** Assigned task **
Scan the lines below for "Monitoring"; report the number of lines that contain it, and only that.

** Exercise materials **
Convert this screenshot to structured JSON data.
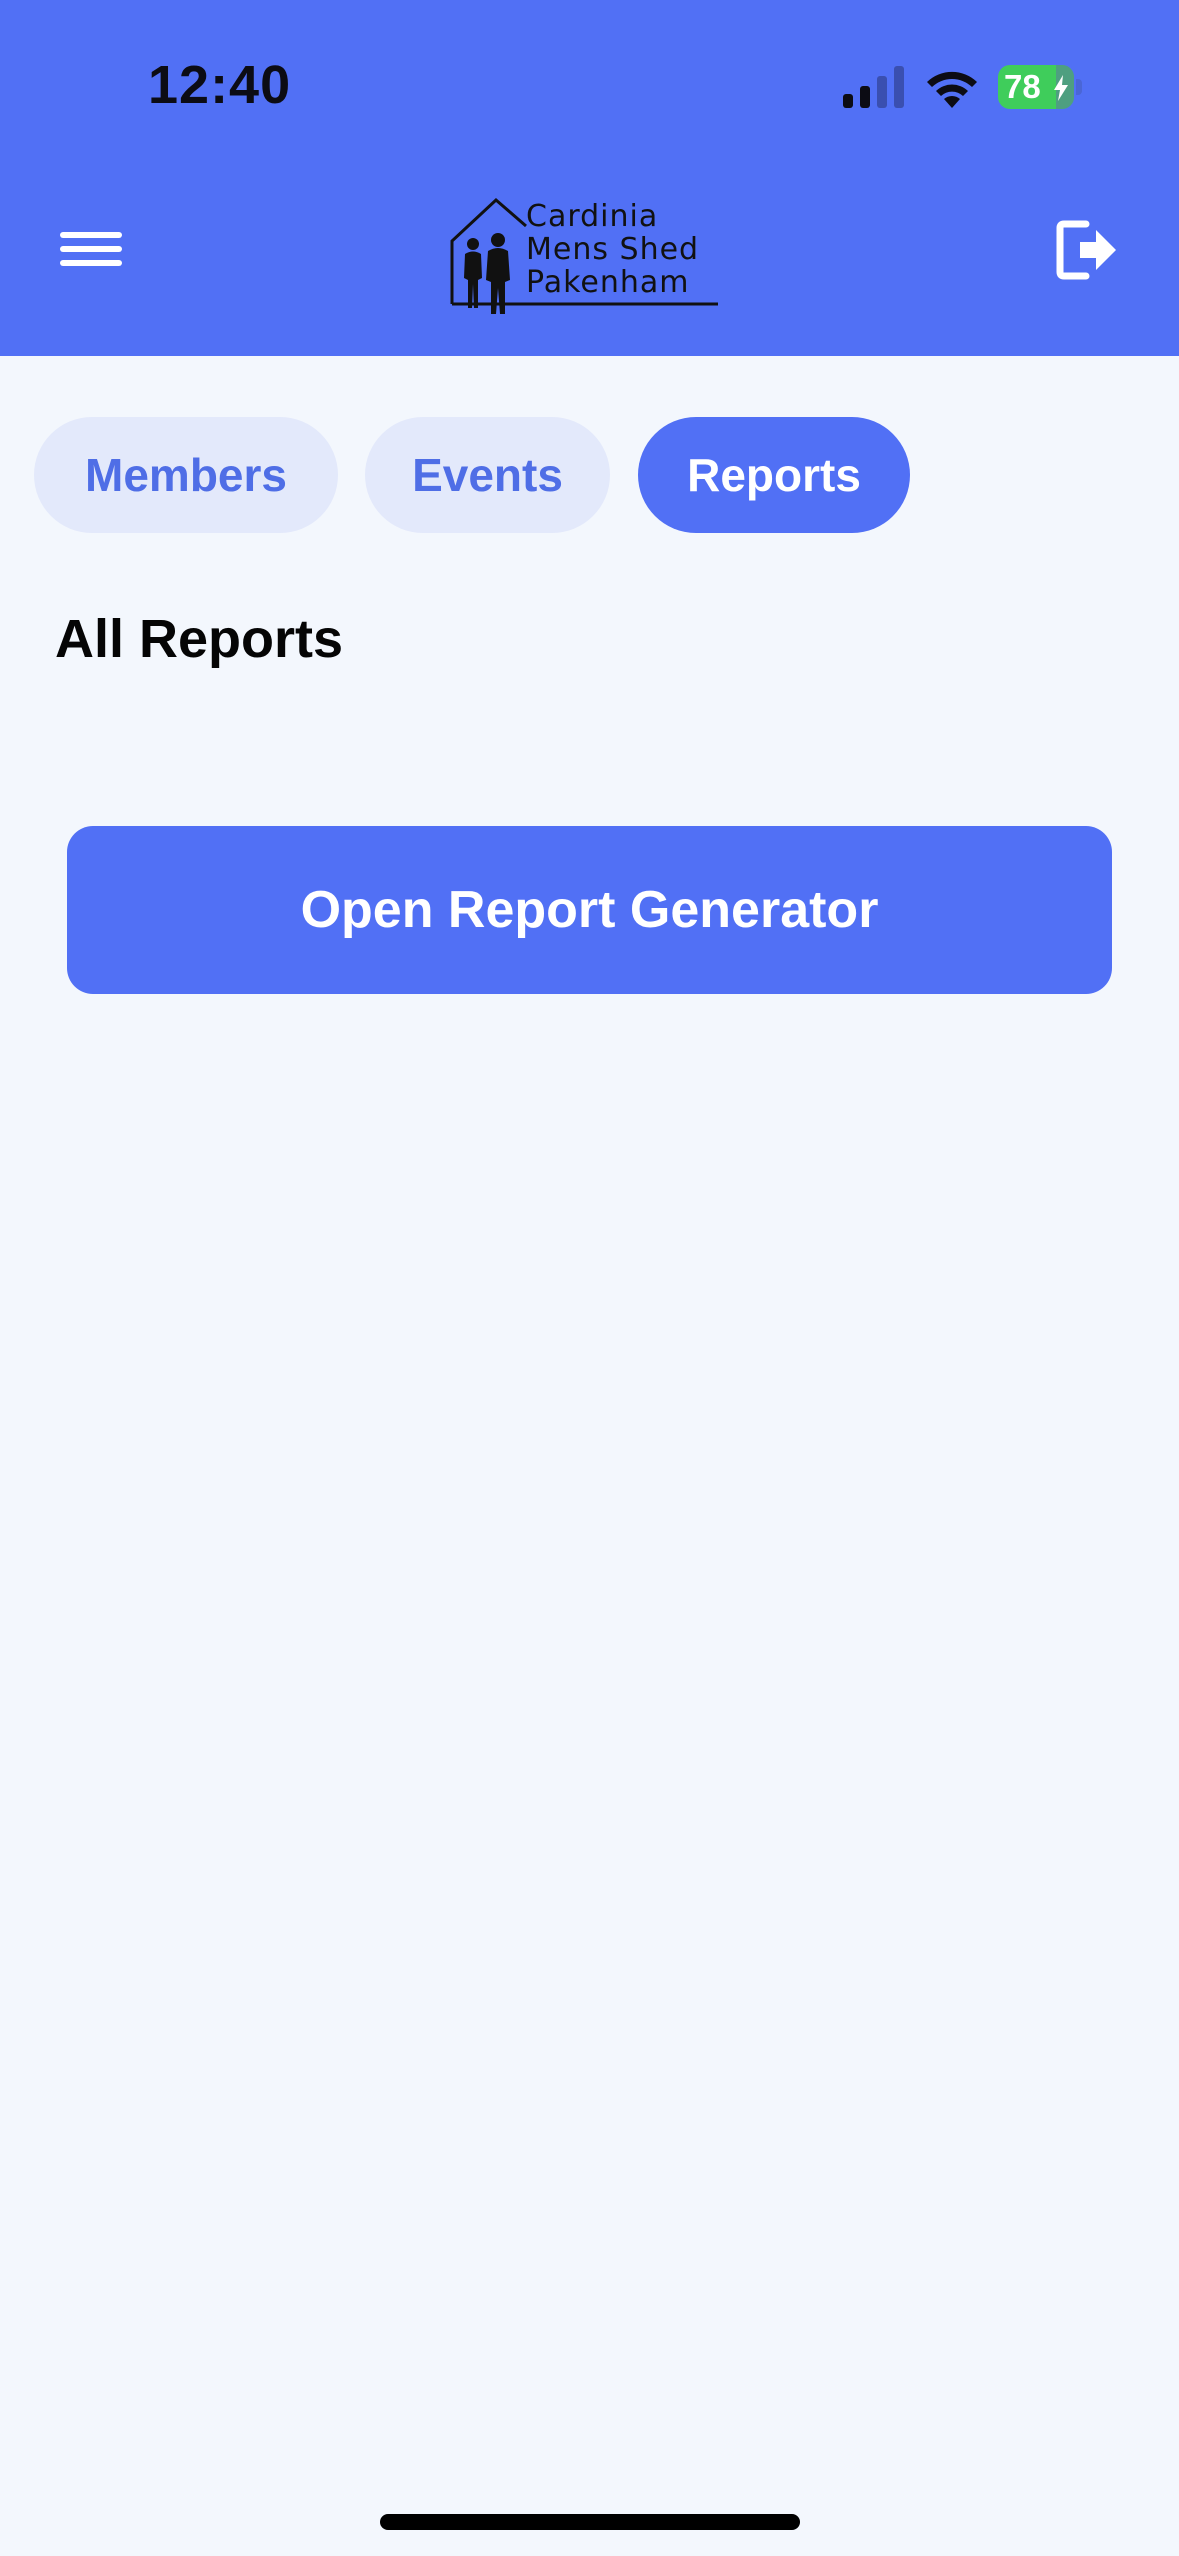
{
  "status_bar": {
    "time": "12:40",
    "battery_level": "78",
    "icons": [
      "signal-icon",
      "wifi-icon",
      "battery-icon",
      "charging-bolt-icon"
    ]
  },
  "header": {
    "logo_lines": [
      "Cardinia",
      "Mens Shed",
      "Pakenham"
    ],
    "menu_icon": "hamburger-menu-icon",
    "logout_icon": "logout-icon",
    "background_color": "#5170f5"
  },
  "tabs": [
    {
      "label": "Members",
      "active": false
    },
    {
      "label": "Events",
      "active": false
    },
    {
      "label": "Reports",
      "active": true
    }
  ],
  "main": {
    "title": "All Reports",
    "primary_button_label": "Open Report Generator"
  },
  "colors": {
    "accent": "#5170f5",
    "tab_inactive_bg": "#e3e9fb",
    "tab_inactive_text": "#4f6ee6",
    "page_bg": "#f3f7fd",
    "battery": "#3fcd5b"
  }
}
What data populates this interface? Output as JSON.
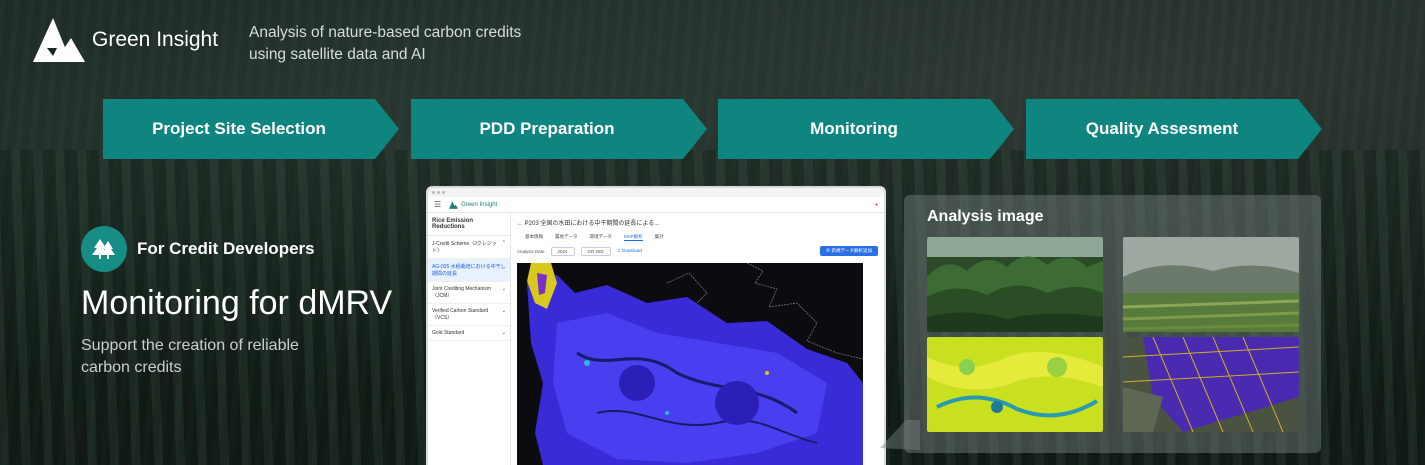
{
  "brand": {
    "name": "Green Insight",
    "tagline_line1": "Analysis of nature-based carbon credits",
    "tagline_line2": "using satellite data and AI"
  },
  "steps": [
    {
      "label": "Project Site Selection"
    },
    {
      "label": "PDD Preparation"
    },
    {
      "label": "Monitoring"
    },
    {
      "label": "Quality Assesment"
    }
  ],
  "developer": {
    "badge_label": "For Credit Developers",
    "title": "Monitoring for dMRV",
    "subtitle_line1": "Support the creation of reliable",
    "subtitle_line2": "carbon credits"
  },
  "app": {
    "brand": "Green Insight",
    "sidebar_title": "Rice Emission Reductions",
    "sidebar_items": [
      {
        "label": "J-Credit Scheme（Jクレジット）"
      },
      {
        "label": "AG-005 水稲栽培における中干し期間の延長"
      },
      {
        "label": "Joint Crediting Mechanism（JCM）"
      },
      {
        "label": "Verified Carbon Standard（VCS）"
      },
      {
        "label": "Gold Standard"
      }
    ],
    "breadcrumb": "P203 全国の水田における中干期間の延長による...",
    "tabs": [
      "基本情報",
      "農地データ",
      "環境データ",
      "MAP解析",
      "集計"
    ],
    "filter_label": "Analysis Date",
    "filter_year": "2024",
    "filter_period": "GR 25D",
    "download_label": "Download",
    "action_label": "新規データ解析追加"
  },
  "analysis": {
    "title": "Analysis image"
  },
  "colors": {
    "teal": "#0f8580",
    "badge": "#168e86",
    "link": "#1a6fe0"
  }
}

** Result **
2